## What is expected
An identical copy of all the records is what the answer must contain.

[Entries from a dataset of interfaces]
--*--
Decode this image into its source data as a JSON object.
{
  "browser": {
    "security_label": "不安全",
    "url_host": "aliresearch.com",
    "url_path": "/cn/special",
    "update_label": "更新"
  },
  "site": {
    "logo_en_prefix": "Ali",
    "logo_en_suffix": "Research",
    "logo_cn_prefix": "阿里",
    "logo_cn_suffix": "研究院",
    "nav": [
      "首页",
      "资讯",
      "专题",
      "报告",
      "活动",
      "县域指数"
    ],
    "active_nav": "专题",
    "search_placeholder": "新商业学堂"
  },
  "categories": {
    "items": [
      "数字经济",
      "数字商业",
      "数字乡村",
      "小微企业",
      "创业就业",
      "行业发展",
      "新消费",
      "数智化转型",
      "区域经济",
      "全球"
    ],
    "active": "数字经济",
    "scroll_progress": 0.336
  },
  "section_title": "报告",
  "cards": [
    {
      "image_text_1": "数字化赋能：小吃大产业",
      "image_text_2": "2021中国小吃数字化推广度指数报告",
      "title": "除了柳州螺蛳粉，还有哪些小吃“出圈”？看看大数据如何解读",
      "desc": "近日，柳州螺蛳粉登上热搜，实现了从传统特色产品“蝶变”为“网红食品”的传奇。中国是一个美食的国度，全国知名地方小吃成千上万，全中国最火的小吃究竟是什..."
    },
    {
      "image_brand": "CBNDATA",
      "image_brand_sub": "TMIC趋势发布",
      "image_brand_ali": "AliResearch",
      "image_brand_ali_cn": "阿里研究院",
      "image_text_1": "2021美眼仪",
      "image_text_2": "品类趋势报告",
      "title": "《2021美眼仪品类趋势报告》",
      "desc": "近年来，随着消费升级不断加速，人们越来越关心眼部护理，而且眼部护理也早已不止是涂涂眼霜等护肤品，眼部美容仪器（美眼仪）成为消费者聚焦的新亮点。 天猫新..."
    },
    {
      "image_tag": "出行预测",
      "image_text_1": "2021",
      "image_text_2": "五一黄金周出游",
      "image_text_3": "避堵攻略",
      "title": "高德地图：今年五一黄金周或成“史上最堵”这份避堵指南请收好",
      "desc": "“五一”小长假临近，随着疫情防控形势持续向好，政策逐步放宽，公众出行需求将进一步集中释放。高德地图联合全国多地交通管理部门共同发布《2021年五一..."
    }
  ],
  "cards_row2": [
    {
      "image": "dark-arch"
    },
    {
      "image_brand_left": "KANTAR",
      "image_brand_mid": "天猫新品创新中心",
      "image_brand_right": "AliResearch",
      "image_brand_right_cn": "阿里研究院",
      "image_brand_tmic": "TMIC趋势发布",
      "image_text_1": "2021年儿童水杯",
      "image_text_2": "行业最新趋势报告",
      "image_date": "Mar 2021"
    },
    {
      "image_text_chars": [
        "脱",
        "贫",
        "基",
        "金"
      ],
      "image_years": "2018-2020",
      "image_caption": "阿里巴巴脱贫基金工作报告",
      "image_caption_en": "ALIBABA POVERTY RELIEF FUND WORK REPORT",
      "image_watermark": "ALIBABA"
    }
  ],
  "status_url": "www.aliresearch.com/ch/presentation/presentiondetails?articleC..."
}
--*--
## Answer box
Decode this image into its source data as a JSON object.
{
  "browser": {
    "security_label": "不安全",
    "url_host": "aliresearch.com",
    "url_path": "/cn/special",
    "update_label": "更新"
  },
  "site": {
    "logo_en_prefix": "Ali",
    "logo_en_suffix": "Research",
    "logo_cn_prefix": "阿里",
    "logo_cn_suffix": "研究院",
    "nav": [
      "首页",
      "资讯",
      "专题",
      "报告",
      "活动",
      "县域指数"
    ],
    "active_nav": "专题",
    "search_placeholder": "新商业学堂"
  },
  "categories": {
    "items": [
      "数字经济",
      "数字商业",
      "数字乡村",
      "小微企业",
      "创业就业",
      "行业发展",
      "新消费",
      "数智化转型",
      "区域经济",
      "全球"
    ],
    "active": "数字经济",
    "scroll_progress": 0.336
  },
  "section_title": "报告",
  "cards": [
    {
      "image_text_1": "数字化赋能：小吃大产业",
      "image_text_2": "2021中国小吃数字化推广度指数报告",
      "title": "除了柳州螺蛳粉，还有哪些小吃“出圈”？看看大数据如何解读",
      "desc": "近日，柳州螺蛳粉登上热搜，实现了从传统特色产品“蝶变”为“网红食品”的传奇。中国是一个美食的国度，全国知名地方小吃成千上万，全中国最火的小吃究竟是什..."
    },
    {
      "image_brand": "CBNDATA",
      "image_brand_sub": "TMIC趋势发布",
      "image_brand_ali": "AliResearch",
      "image_brand_ali_cn": "阿里研究院",
      "image_text_1": "2021美眼仪",
      "image_text_2": "品类趋势报告",
      "title": "《2021美眼仪品类趋势报告》",
      "desc": "近年来，随着消费升级不断加速，人们越来越关心眼部护理，而且眼部护理也早已不止是涂涂眼霜等护肤品，眼部美容仪器（美眼仪）成为消费者聚焦的新亮点。 天猫新..."
    },
    {
      "image_tag": "出行预测",
      "image_text_1": "2021",
      "image_text_2": "五一黄金周出游",
      "image_text_3": "避堵攻略",
      "title": "高德地图：今年五一黄金周或成“史上最堵”这份避堵指南请收好",
      "desc": "“五一”小长假临近，随着疫情防控形势持续向好，政策逐步放宽，公众出行需求将进一步集中释放。高德地图联合全国多地交通管理部门共同发布《2021年五一..."
    }
  ],
  "cards_row2": [
    {
      "image": "dark-arch"
    },
    {
      "image_brand_left": "KANTAR",
      "image_brand_mid": "天猫新品创新中心",
      "image_brand_right": "AliResearch",
      "image_brand_right_cn": "阿里研究院",
      "image_brand_tmic": "TMIC趋势发布",
      "image_text_1": "2021年儿童水杯",
      "image_text_2": "行业最新趋势报告",
      "image_date": "Mar 2021"
    },
    {
      "image_text_chars": [
        "脱",
        "贫",
        "基",
        "金"
      ],
      "image_years": "2018-2020",
      "image_caption": "阿里巴巴脱贫基金工作报告",
      "image_caption_en": "ALIBABA POVERTY RELIEF FUND WORK REPORT",
      "image_watermark": "ALIBABA"
    }
  ],
  "status_url": "www.aliresearch.com/ch/presentation/presentiondetails?articleC..."
}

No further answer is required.